Change is in the air, however, at least for traditional DMCA notice and takedown procedures. Recently, the United States Patent and Trademark Office opened a public forum in pursuit of ideas for improving the notice and takedown process explicated by the DMCA. The forum was to be the first of a series of such, all geared towards the ultimate goal of increased efficiency, as well as continued protection for copyright holders, under the DMCA. The public discussion came after a green paper released in July 2013 by the Department of Commerce’s Internet Policy Task Force examined problems with the current notice and takedown process.
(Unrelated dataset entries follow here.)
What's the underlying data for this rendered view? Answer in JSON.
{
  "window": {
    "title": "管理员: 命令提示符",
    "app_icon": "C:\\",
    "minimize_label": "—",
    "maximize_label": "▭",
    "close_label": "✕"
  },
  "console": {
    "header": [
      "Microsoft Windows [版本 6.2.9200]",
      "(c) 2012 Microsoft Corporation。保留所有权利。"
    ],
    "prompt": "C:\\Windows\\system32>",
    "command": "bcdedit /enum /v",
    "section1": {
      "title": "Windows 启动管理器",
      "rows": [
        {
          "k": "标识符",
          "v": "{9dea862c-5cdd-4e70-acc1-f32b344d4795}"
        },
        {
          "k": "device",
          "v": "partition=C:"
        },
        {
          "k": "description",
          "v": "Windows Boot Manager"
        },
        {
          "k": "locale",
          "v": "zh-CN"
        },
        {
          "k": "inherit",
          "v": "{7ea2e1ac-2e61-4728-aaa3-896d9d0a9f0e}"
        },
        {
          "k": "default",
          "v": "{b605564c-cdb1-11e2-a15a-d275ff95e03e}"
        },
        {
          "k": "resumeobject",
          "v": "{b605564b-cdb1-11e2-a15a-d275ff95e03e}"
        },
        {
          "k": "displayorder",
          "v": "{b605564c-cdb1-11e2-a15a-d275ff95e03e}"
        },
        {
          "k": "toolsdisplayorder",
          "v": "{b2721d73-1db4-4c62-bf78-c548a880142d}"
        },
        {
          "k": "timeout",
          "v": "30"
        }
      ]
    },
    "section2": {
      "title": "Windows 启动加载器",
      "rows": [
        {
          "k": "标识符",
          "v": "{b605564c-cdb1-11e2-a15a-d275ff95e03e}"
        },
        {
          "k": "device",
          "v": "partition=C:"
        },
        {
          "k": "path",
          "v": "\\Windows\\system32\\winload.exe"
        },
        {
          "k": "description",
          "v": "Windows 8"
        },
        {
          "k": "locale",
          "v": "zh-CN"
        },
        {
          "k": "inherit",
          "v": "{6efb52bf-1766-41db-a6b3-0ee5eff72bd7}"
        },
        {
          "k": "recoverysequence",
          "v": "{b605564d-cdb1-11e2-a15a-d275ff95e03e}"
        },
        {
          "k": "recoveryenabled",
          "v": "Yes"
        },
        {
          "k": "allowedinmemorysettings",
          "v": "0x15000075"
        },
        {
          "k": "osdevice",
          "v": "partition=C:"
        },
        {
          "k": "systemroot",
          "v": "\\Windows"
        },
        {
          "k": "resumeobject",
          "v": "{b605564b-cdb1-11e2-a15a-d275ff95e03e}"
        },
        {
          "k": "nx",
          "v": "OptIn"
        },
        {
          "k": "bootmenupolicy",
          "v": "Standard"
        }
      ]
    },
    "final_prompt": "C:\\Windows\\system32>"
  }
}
The purpose of the forum, according to Patrick Ross, a USPTO spokesman, was to solicit input to answer the questions raised by rights holders, service providers and the public at large, as addressed in the green paper.

The speakers were from a diverse cross-section of those affected by the DMCA: The Software Alliance, the Computer and Communications Industry Association, the Artists Rights Society, Google and many others.

One of the most common complaints from rights holders, according to the forum, is the inability of small and medium-sized artists or enterprises (SME’s) to keep up with infringement of their work. A proposed solution to this was the encouragement of collective representation for infringement research.

Additionally, one of the main and pressing topics examined at the forum was whether standardization of forms for the notice and takedown procedure would be helpful, both to rights holders and service providers. Overall, many of the participants believed that standard forms for notices seemed a good beginning, but certainly not a good end. The feeling at the forum was that there remained much work to be done. Several of the speakers, both service providers and rights holders, stressed the need to maintain balance in any solution designed to bring more efficiency to the DMCA, so that both sides would find value in the notice and takedown procedures.

Another possible solution discussed was creating “Trusted Submitter” programs, something Google has done, to more efficiently process DMCA notices. More diverse solutions were offered as well, such as the potential creation of a certification mark or badge for Internet search results, to alert consumers which pages were authorized or licensed sites for the particular intellectual property being searched for.

Given the large volume of notices received by most service providers, which often makes responding in a timely fashion difficult and costly, this is a great moment in time to examine better and more efficient methods of protecting copyrights online. The DMCA has been an important tool, for both rights holders and service providers alike, and may need to be updated to continue as such.

As discussed at the forum, it is important to keep in mind the balancing of interests that goes into any intellectual property issues on the Internet. Rights holders must be given a fair and easy way to prevent and police infringement, while online service providers must have an opportunity to efficiently and easily handle incoming notices.  Those who abuse the notice and takedown process must also be held accountable.